5.  Optional  Cut out additional holes in the remaining dough with your 1-inch cutter.  Cut and twist the leftover scraps, which you can also fry, and then roll in a mixture of cinnamon sugar along with the doughnut holes.  Try to keep them at an even thickness, so they will cook all the way through.

6.  Transfer doughnuts, holes, and twists to a lightly floured baking sheet (or 2), then cover with your kitchen towel.  Let rise for another 30 minutes, until slightly puffed.  The doughnuts will need to rise for a bit longer if you let your dough rise the first time in the fridge.

7.  Heat your oil (about 2 1/2 inches deep) in a heavy-bottomed pot.  I used my Dutch oven for this.  Your oil should be 350º.  Fry doughnuts until golden, turning as needed with tongs or a slotted spoon.  It should take about 1 minute per side.  After drying, place on plate lined with paper towels.

8.  Fry doughnut holes for about 1 minute total.  Fry your doughnut twists for about 2 minutes, if you made any.  Transfer them immediately from hot oil into cinnamon sugar mixture.

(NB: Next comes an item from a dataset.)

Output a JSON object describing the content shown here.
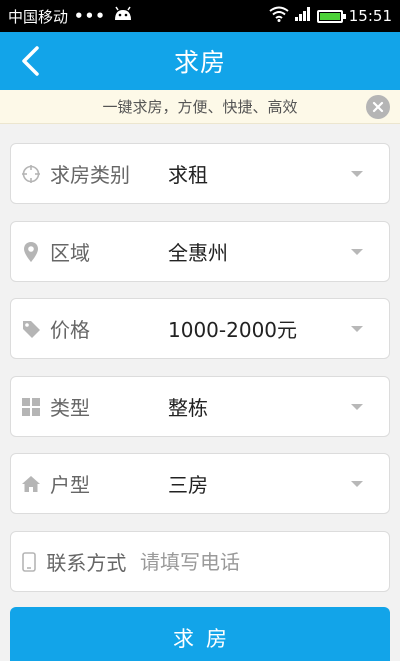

Adapted from Joy the Baker, originally from Gourmet Cookbook

Chocolate Glaze

The original recipe for his glaze made a ton, so I’ve halved the recipe.  Feel free to re-double it if you are making a double batch of dougnuts!

1/4 cup unsalted butter
1/8 cup whole milk, warmed
1/2 Tbsp light corn syrup
1 Tbsp vanilla extra
2 oz. bittersweet chocolate (chopped or chips)
1 cup powdered sugar, sifted

1. In a medium saucepan over medium heat, combine butter, milk, corn syrup, and vanilla. Melt butter.

2. After decreasing heat to low, add chocolate and stir until melted.

3.  Remove saucepan from heat and add powdered sugar.  Whisk until smooth.

4.  Dip doughnuts in glaze.  If glaze starts to set in the saucepan, you can place it over a bowl of warm water, re-whisk, and leave it there while you dip the rest of the doughnuts.  I didn’t find this step necessary.

5.  Eat and enjoy!  Practice some patience if you can, and don’t burn your fingers and mouth!  Burning your taste buds would be tragic.

Adapted from Joy the Baker, originally from Alton Brown